J. is an adorable one-and-a-half-year old. Active, enterprising, cheerful, exploring his new world. I spent a delightful, but tiring afternoon with him, while his parents were discussing serious matters in a family meeting. He climbed on the chairs, he banged the poles of the table football, he ate six chocolates and three bananas. Some of the social workers present were clearly not amused. Children should not be present when their social problems are discussed. The parents were too preoccupied to heed him at all.
All afternoon I did nanny duty. J. never became cranky. He accepted my changing his nappy, he was easily led back from rooms where he had no business. He found cars to ride on the windowsill. He was just an adorable, never quiet toddler.
At the end of the meeting Grandma gave her opinion, as she had done incessantly all afternoon. “You, as a teacher, must recognise that he has got ADHD.”
“No, I don’t,” I replied. “He is a naturally active child, behaving as can be expected from a child his age. This is what they are like at one and a half.”
“But he doesn’t see the danger of what he does.”
“Of course he doesn’t! He’s a toddler! That’s what he needs to learn.”
“Well, the social worker says it too: he’s got ADHD.”
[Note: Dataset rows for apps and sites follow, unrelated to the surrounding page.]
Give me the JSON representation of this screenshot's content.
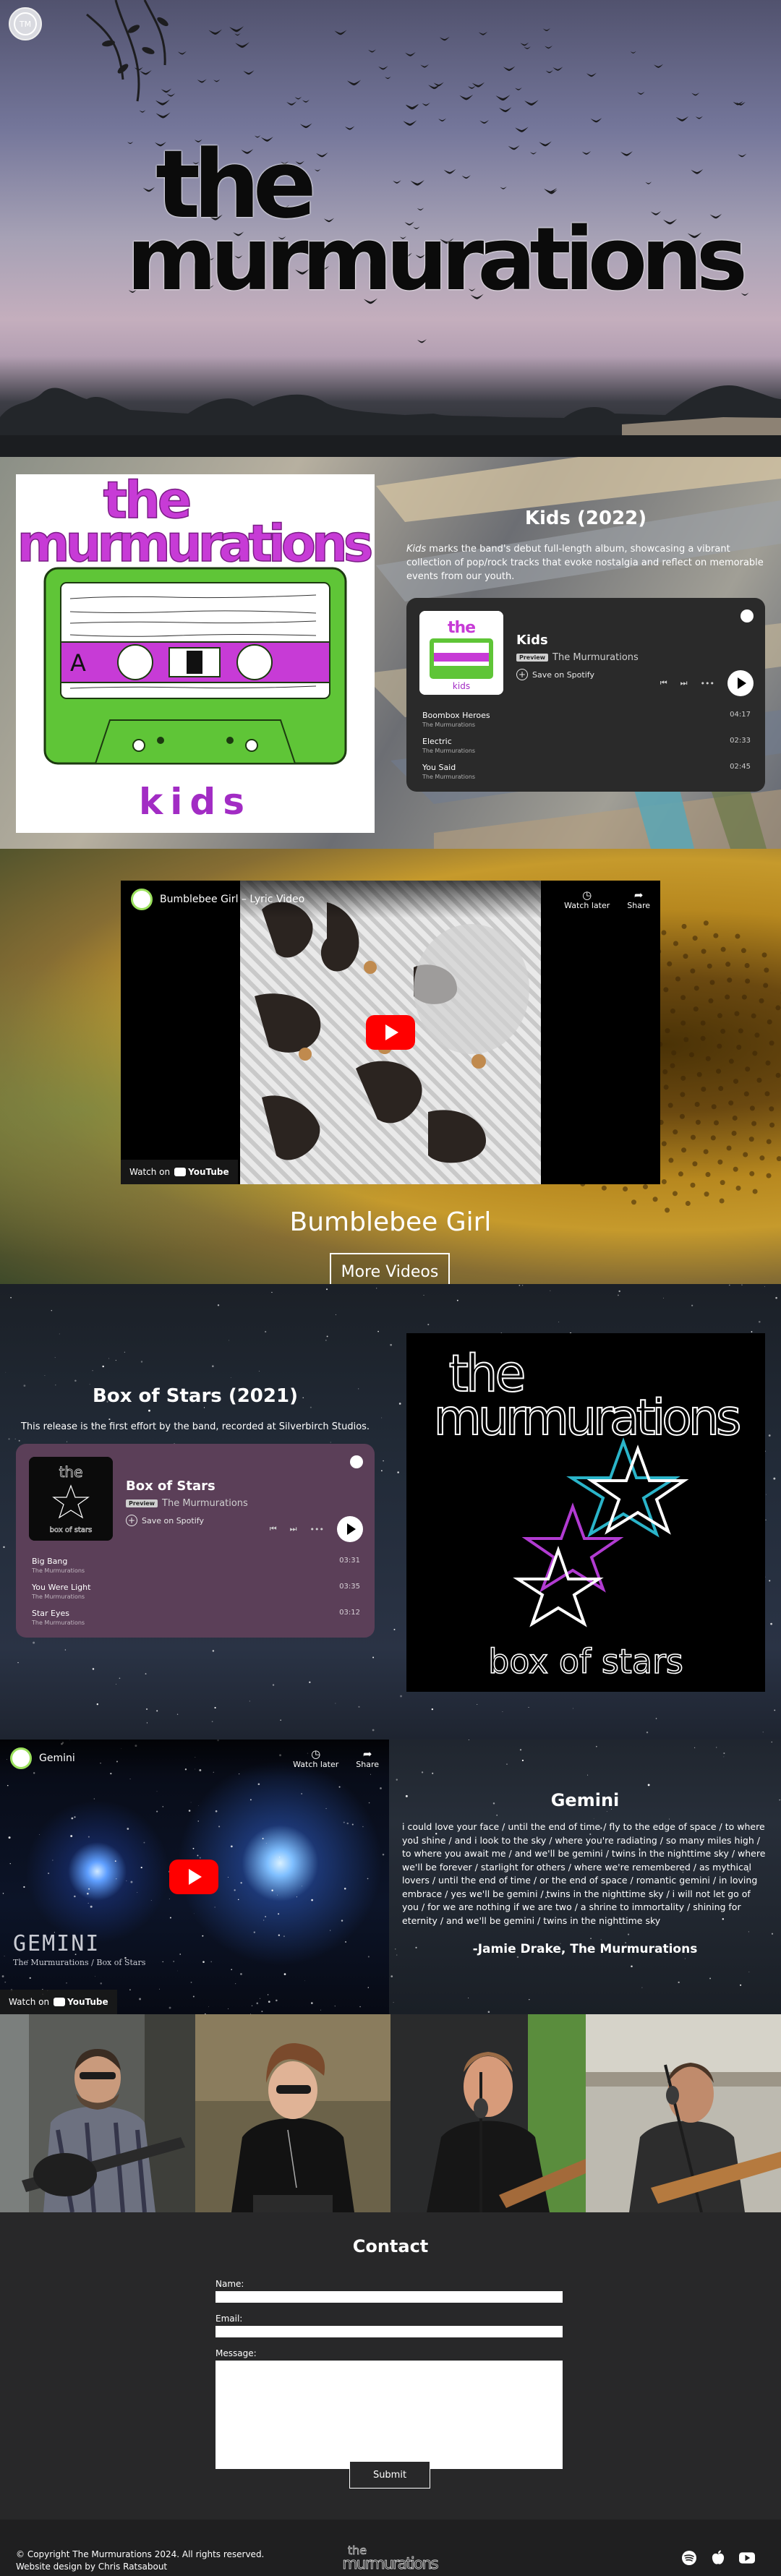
{
  "hero": {
    "badge": "TM",
    "title_line1": "the",
    "title_line2": "murmurations"
  },
  "kids": {
    "cover_line1": "the",
    "cover_line2": "murmurations",
    "cover_word": "kids",
    "cover_side": "A",
    "heading": "Kids (2022)",
    "desc_em": "Kids",
    "desc_rest": " marks the band's debut full-length album, showcasing a vibrant collection of pop/rock tracks that evoke nostalgia and reflect on memorable events from our youth.",
    "spotify": {
      "album": "Kids",
      "preview": "Preview",
      "artist": "The Murmurations",
      "save": "Save on Spotify",
      "art_word": "kids",
      "tracks": [
        {
          "name": "Boombox Heroes",
          "artist": "The Murmurations",
          "duration": "04:17"
        },
        {
          "name": "Electric",
          "artist": "The Murmurations",
          "duration": "02:33"
        },
        {
          "name": "You Said",
          "artist": "The Murmurations",
          "duration": "02:45"
        }
      ],
      "card_color": "#2a2a2a"
    }
  },
  "bee": {
    "video_title": "Bumblebee Girl – Lyric Video",
    "watch_later": "Watch later",
    "share": "Share",
    "watch_on": "Watch on",
    "youtube": "YouTube",
    "title": "Bumblebee Girl",
    "button": "More Videos"
  },
  "box": {
    "heading": "Box of Stars (2021)",
    "desc": "This release is the first effort by the band, recorded at Silverbirch Studios.",
    "cover_line1": "the",
    "cover_line2": "murmurations",
    "cover_caption": "box of stars",
    "spotify": {
      "album": "Box of Stars",
      "preview": "Preview",
      "artist": "The Murmurations",
      "save": "Save on Spotify",
      "tracks": [
        {
          "name": "Big Bang",
          "artist": "The Murmurations",
          "duration": "03:31"
        },
        {
          "name": "You Were Light",
          "artist": "The Murmurations",
          "duration": "03:35"
        },
        {
          "name": "Star Eyes",
          "artist": "The Murmurations",
          "duration": "03:12"
        }
      ],
      "card_color": "#5b3f58"
    }
  },
  "gemini": {
    "video_title": "Gemini",
    "watch_later": "Watch later",
    "share": "Share",
    "watch_on": "Watch on",
    "youtube": "YouTube",
    "screen_big": "GEMINI",
    "screen_small": "The Murmurations / Box of Stars",
    "heading": "Gemini",
    "lyrics": "i could love your face / until the end of time / fly to the edge of space / to where you shine / and i look to the sky / where you're radiating / so many miles high / to where you await me / and we'll be gemini / twins in the nighttime sky / where we'll be forever / starlight for others / where we're remembered / as mythical lovers / until the end of time / or the end of space / romantic gemini / in loving embrace / yes we'll be gemini / twins in the nighttime sky / i will not let go of you / for we are nothing if we are two / a shrine to immortality / shining for eternity / and we'll be gemini / twins in the nighttime sky",
    "attribution": "-Jamie Drake, The Murmurations"
  },
  "contact": {
    "heading": "Contact",
    "name_label": "Name:",
    "email_label": "Email:",
    "message_label": "Message:",
    "submit": "Submit"
  },
  "footer": {
    "copyright": "© Copyright The Murmurations 2024. All rights reserved.",
    "credit": "Website design by Chris Ratsabout",
    "logo_line1": "the",
    "logo_line2": "murmurations"
  },
  "icons": [
    "spotify-icon",
    "apple-icon",
    "youtube-icon",
    "play-icon",
    "share-icon",
    "clock-icon",
    "plus-icon"
  ]
}
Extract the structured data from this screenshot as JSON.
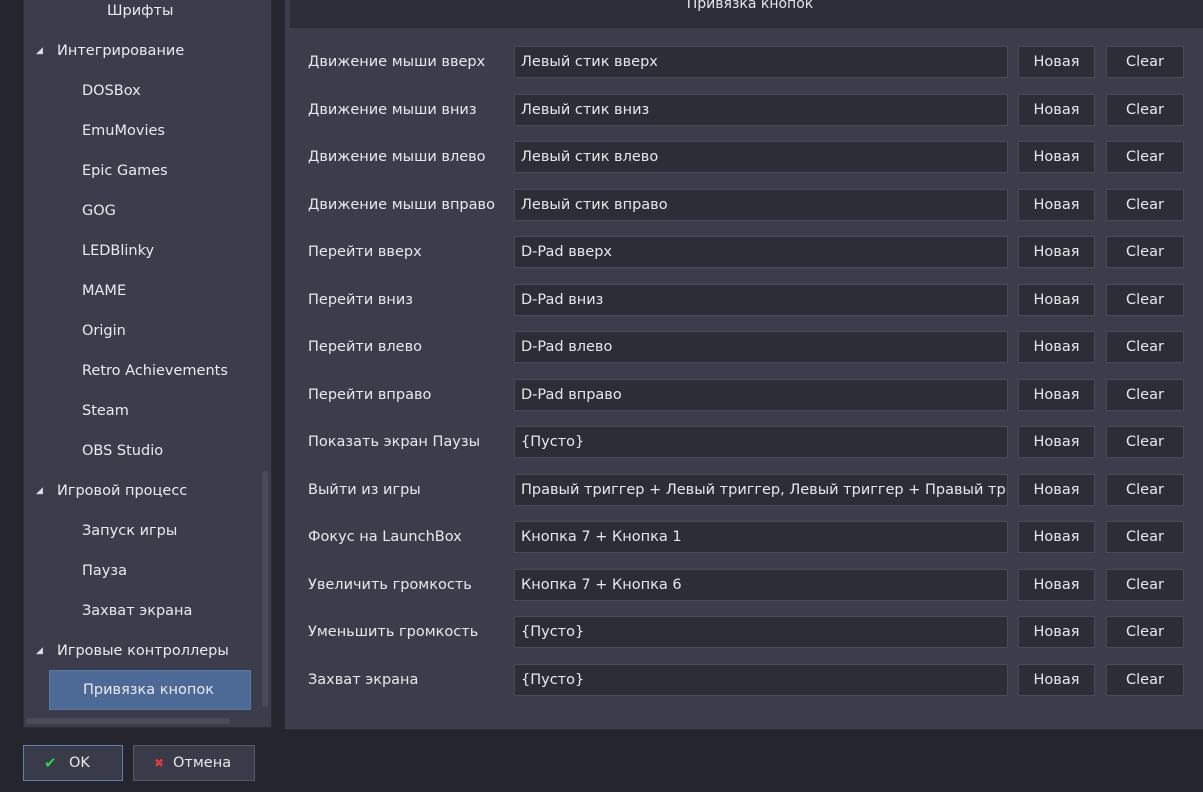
{
  "sidebar": {
    "top_item": "Шрифты",
    "groups": [
      {
        "label": "Интегрирование",
        "children": [
          "DOSBox",
          "EmuMovies",
          "Epic Games",
          "GOG",
          "LEDBlinky",
          "MAME",
          "Origin",
          "Retro Achievements",
          "Steam",
          "OBS Studio"
        ]
      },
      {
        "label": "Игровой процесс",
        "children": [
          "Запуск игры",
          "Пауза",
          "Захват экрана"
        ]
      },
      {
        "label": "Игровые контроллеры",
        "children": [
          "Привязка кнопок"
        ]
      }
    ],
    "selected": "Привязка кнопок"
  },
  "main": {
    "title": "Привязка кнопок",
    "new_label": "Новая",
    "clear_label": "Clear",
    "bindings": [
      {
        "label": "Движение мыши вверх",
        "value": "Левый стик вверх"
      },
      {
        "label": "Движение мыши вниз",
        "value": "Левый стик вниз"
      },
      {
        "label": "Движение мыши влево",
        "value": "Левый стик влево"
      },
      {
        "label": "Движение мыши вправо",
        "value": "Левый стик вправо"
      },
      {
        "label": "Перейти вверх",
        "value": "D-Pad вверх"
      },
      {
        "label": "Перейти вниз",
        "value": "D-Pad вниз"
      },
      {
        "label": "Перейти влево",
        "value": "D-Pad влево"
      },
      {
        "label": "Перейти вправо",
        "value": "D-Pad вправо"
      },
      {
        "label": "Показать экран Паузы",
        "value": "{Пусто}"
      },
      {
        "label": "Выйти из игры",
        "value": "Правый триггер + Левый триггер, Левый триггер + Правый триггер, П"
      },
      {
        "label": "Фокус на LaunchBox",
        "value": "Кнопка 7 + Кнопка 1"
      },
      {
        "label": "Увеличить громкость",
        "value": "Кнопка 7 + Кнопка 6"
      },
      {
        "label": "Уменьшить громкость",
        "value": "{Пусто}"
      },
      {
        "label": "Захват экрана",
        "value": "{Пусто}"
      }
    ]
  },
  "footer": {
    "ok_label": "OK",
    "cancel_label": "Отмена",
    "ok_icon": "check-icon",
    "cancel_icon": "cancel-icon"
  }
}
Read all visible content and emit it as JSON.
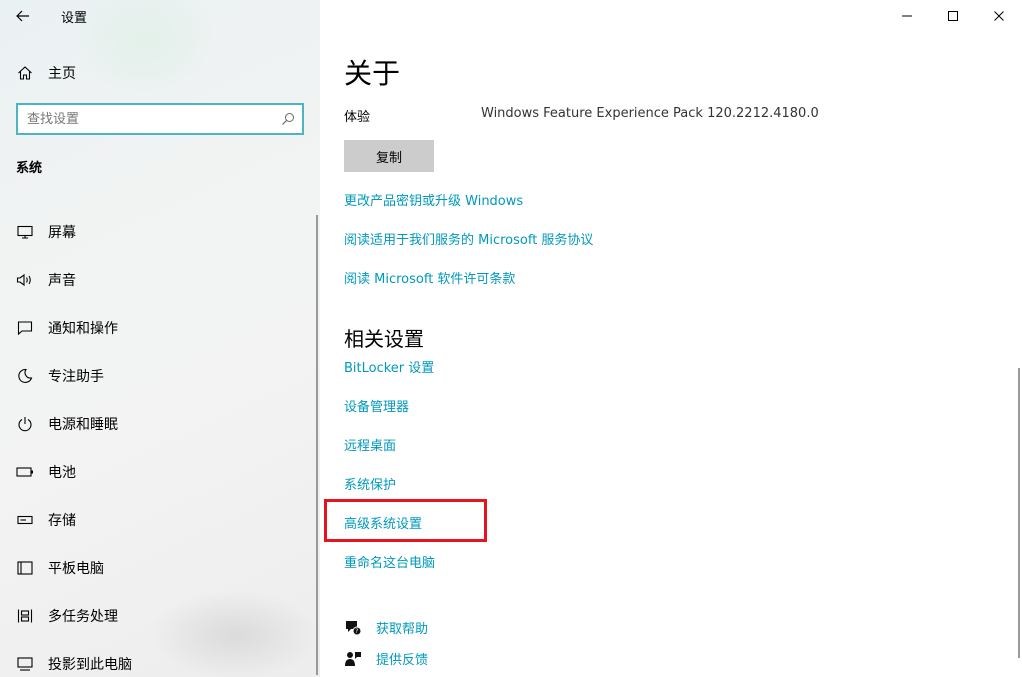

Are people happier with labels? It seems so. More interesting to fix a sticker on a behaviour and hide behind it. Thus the responsibility is with the child (for being so active) and the social workers (for fixing the problem).
And we are all Pilatus.